THE SECRET OF KELLS Irish animator Tomm Moore delves into his own Celtic heritage with a poetic story of a boy in a medieval monastery who helps to save the gorgeous 9th Century illuminated manuscript known to history as “The Book of Kells.” Moore uses hand-drawn cel animation to replicate the craftsmanship of medieval books. His often ravishing artwork is inspired by the intricate patterns, vivid colors, and decorative details of Celtic design, abetted by his own highly stylized figure dawing and fanciful sense of whimsy. 75 minutes. (★★★1/2) Lisa Jensen
A TOWN CALLED PANIC Surrealism is taken to entertaining new heights of silliness in this French retro stop-motion animation oddity from Stéphane Aubier and Vincent Patar. It’s populated by clay characters made to look like kids’ plastic playset figures and given amusing Gallic personalities.

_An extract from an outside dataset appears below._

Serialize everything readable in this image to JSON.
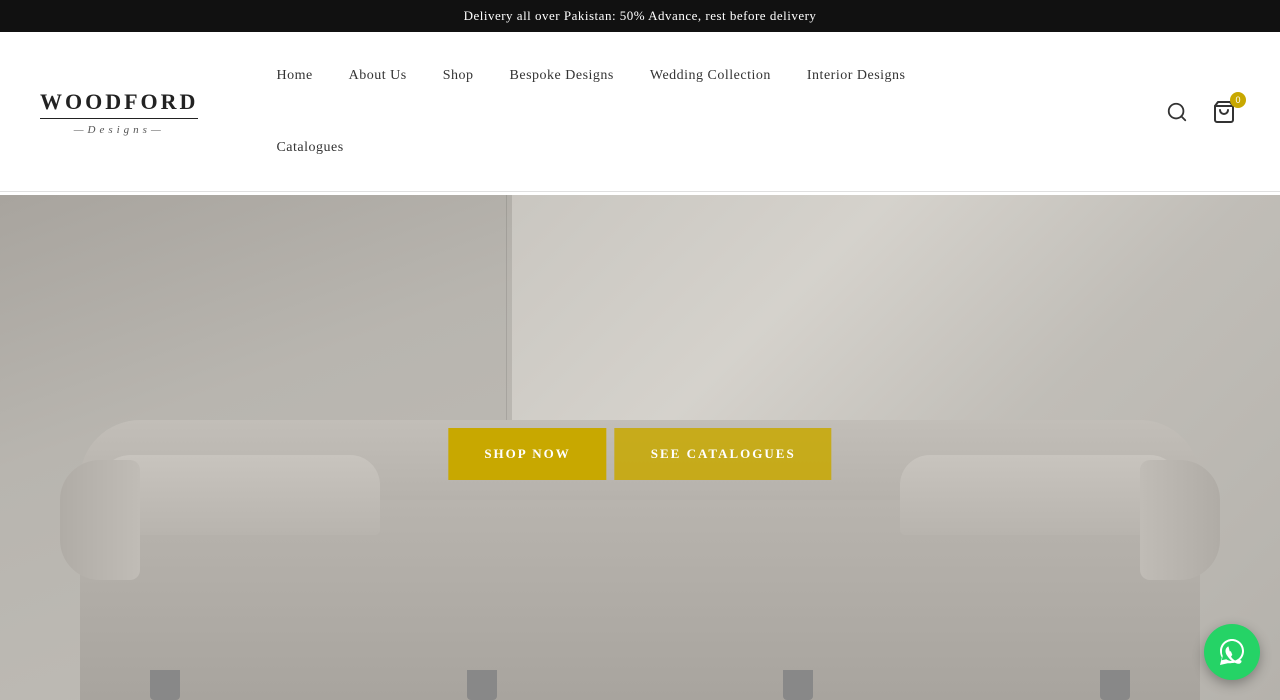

The hapless Cowboy and Indian live with Horse (he’s the brains of the outfit) next door to hot-headed Farmer and his animals. Strange aquatic creatures climb out of the pond at night and lead the others on a ridiculous adventure from the depths of the sea to the polar ice caps. It’s hard to sustain this so-called plot throughout, but there’s something hilarious going on in just about every frame. Absurdism of the most cheerfully nutty kind. (Not rated) 75 minutes. In French with English subtitles. (★★★) Lisa Jensen.
THE WARLORDS Warriors in ancient, feudal Qing Dynasty China battle endlessly for survival in this epic historical drama from co-directors Peter Chen and Wai Man Yip. Jet Li stars as an Imperial General battling to bring peace to his people, whatever the cost, who becomes blood brothers with a pair of provincial warriors who are drawn into epic events. The magnetic Sino-Japanese actor Takeshi Kaneshiro (House of Flying Daggers; Red Cliff) co-stars, along with genre veteran Andy Lau. (R) 126 minutes. In Mandarin with English subtitles.